WHAT THIS TASK INVOLVES :: The data below is to be retyped exactly, line by line.

STORED DATA ::
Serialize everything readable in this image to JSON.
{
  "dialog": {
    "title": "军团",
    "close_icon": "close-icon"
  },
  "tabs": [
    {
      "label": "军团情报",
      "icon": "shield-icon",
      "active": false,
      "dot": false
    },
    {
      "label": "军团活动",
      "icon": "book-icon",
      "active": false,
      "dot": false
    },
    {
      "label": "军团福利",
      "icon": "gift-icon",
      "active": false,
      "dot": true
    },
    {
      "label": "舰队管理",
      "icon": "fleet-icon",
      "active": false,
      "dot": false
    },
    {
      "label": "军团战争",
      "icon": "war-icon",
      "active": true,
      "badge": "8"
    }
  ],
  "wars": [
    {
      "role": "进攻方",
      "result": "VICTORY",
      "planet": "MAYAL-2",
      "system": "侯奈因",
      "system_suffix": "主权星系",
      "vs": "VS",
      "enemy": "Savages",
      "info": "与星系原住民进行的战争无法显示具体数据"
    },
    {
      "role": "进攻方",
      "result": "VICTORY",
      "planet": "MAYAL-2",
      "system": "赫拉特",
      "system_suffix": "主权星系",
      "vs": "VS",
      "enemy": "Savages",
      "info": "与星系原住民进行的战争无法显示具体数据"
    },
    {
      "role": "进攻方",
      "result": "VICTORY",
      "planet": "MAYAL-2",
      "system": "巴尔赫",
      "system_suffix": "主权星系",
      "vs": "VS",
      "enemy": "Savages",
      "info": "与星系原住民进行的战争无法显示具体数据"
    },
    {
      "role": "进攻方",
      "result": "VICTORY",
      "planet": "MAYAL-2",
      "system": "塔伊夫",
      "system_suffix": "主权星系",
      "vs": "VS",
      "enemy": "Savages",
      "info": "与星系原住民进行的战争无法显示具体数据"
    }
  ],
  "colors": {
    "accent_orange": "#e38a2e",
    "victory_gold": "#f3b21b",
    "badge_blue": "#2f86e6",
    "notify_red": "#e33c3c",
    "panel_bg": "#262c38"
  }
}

ANSWER SPACE ::
Serialize everything readable in this image to JSON.
{
  "dialog": {
    "title": "军团",
    "close_icon": "close-icon"
  },
  "tabs": [
    {
      "label": "军团情报",
      "icon": "shield-icon",
      "active": false,
      "dot": false
    },
    {
      "label": "军团活动",
      "icon": "book-icon",
      "active": false,
      "dot": false
    },
    {
      "label": "军团福利",
      "icon": "gift-icon",
      "active": false,
      "dot": true
    },
    {
      "label": "舰队管理",
      "icon": "fleet-icon",
      "active": false,
      "dot": false
    },
    {
      "label": "军团战争",
      "icon": "war-icon",
      "active": true,
      "badge": "8"
    }
  ],
  "wars": [
    {
      "role": "进攻方",
      "result": "VICTORY",
      "planet": "MAYAL-2",
      "system": "侯奈因",
      "system_suffix": "主权星系",
      "vs": "VS",
      "enemy": "Savages",
      "info": "与星系原住民进行的战争无法显示具体数据"
    },
    {
      "role": "进攻方",
      "result": "VICTORY",
      "planet": "MAYAL-2",
      "system": "赫拉特",
      "system_suffix": "主权星系",
      "vs": "VS",
      "enemy": "Savages",
      "info": "与星系原住民进行的战争无法显示具体数据"
    },
    {
      "role": "进攻方",
      "result": "VICTORY",
      "planet": "MAYAL-2",
      "system": "巴尔赫",
      "system_suffix": "主权星系",
      "vs": "VS",
      "enemy": "Savages",
      "info": "与星系原住民进行的战争无法显示具体数据"
    },
    {
      "role": "进攻方",
      "result": "VICTORY",
      "planet": "MAYAL-2",
      "system": "塔伊夫",
      "system_suffix": "主权星系",
      "vs": "VS",
      "enemy": "Savages",
      "info": "与星系原住民进行的战争无法显示具体数据"
    }
  ],
  "colors": {
    "accent_orange": "#e38a2e",
    "victory_gold": "#f3b21b",
    "badge_blue": "#2f86e6",
    "notify_red": "#e33c3c",
    "panel_bg": "#262c38"
  }
}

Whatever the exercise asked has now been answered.